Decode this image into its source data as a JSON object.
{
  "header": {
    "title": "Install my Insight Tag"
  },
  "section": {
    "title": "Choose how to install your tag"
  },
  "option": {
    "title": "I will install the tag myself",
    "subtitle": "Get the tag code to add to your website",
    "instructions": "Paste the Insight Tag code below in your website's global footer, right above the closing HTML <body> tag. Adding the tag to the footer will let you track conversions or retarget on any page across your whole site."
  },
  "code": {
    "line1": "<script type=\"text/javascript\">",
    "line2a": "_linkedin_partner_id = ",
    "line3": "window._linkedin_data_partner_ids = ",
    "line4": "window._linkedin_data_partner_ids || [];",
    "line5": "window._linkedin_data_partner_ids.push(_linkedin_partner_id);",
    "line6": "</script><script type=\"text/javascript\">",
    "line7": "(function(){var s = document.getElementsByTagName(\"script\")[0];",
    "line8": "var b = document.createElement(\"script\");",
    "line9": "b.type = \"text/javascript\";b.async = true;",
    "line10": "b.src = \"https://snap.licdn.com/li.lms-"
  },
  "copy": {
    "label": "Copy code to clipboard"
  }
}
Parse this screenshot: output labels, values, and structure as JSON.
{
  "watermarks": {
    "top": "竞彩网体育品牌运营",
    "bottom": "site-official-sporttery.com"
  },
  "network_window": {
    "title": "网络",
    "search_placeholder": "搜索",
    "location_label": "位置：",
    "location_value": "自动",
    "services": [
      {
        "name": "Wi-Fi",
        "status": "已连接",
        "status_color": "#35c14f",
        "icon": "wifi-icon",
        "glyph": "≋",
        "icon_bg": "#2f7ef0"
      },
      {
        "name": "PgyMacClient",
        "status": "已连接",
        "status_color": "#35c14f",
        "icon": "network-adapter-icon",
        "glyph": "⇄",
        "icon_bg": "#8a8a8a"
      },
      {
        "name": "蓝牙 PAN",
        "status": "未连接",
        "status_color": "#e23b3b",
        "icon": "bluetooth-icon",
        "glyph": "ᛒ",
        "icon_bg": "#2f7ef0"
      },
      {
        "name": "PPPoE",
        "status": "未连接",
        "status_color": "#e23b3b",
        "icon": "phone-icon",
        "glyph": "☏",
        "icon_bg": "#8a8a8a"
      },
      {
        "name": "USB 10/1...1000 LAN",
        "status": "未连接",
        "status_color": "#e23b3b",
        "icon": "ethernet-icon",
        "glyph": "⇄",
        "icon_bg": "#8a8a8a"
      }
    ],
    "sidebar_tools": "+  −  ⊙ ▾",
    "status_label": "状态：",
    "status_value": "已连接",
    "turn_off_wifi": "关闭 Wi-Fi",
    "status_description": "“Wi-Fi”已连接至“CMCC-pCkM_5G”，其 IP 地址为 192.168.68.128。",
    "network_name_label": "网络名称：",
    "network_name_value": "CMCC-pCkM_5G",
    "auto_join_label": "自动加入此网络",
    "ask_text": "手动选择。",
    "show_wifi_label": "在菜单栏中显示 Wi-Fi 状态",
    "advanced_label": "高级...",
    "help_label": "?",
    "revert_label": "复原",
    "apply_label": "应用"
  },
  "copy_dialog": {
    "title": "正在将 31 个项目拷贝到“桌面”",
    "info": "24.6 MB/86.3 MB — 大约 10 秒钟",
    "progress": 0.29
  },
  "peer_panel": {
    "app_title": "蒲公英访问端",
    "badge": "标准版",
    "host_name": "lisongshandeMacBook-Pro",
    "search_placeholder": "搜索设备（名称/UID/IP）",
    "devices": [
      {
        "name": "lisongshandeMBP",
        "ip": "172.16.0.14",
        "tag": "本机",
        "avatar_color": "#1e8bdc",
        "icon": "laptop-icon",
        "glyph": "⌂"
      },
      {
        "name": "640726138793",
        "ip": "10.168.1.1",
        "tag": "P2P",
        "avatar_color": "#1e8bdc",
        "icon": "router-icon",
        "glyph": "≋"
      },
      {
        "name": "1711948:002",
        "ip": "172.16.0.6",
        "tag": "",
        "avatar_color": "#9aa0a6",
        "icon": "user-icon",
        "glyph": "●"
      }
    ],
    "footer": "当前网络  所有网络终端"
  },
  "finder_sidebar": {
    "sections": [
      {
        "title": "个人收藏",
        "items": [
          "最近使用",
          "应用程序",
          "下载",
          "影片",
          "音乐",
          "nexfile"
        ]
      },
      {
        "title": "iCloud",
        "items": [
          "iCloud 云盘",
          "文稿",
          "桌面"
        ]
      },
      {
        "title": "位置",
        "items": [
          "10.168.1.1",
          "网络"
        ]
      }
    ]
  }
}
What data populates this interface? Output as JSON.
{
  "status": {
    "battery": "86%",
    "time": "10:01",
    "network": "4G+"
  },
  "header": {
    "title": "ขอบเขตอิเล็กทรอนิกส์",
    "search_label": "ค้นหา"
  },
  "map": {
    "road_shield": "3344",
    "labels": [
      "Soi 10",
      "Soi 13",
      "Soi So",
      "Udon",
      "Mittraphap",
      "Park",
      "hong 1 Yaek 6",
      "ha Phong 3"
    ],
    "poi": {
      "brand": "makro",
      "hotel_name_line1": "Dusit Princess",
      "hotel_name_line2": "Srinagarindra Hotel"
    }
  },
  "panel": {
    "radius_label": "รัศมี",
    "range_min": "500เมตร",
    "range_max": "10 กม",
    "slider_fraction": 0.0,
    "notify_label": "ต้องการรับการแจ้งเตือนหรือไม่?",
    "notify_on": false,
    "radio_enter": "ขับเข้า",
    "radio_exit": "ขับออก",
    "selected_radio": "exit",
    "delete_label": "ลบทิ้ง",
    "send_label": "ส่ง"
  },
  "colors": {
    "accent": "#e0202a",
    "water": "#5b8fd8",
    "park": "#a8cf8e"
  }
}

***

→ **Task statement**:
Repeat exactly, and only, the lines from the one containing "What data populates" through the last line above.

→ **Response for this exercise**:
What data populates this interface? Output as JSON.
{
  "status": {
    "battery": "86%",
    "time": "10:01",
    "network": "4G+"
  },
  "header": {
    "title": "ขอบเขตอิเล็กทรอนิกส์",
    "search_label": "ค้นหา"
  },
  "map": {
    "road_shield": "3344",
    "labels": [
      "Soi 10",
      "Soi 13",
      "Soi So",
      "Udon",
      "Mittraphap",
      "Park",
      "hong 1 Yaek 6",
      "ha Phong 3"
    ],
    "poi": {
      "brand": "makro",
      "hotel_name_line1": "Dusit Princess",
      "hotel_name_line2": "Srinagarindra Hotel"
    }
  },
  "panel": {
    "radius_label": "รัศมี",
    "range_min": "500เมตร",
    "range_max": "10 กม",
    "slider_fraction": 0.0,
    "notify_label": "ต้องการรับการแจ้งเตือนหรือไม่?",
    "notify_on": false,
    "radio_enter": "ขับเข้า",
    "radio_exit": "ขับออก",
    "selected_radio": "exit",
    "delete_label": "ลบทิ้ง",
    "send_label": "ส่ง"
  },
  "colors": {
    "accent": "#e0202a",
    "water": "#5b8fd8",
    "park": "#a8cf8e"
  }
}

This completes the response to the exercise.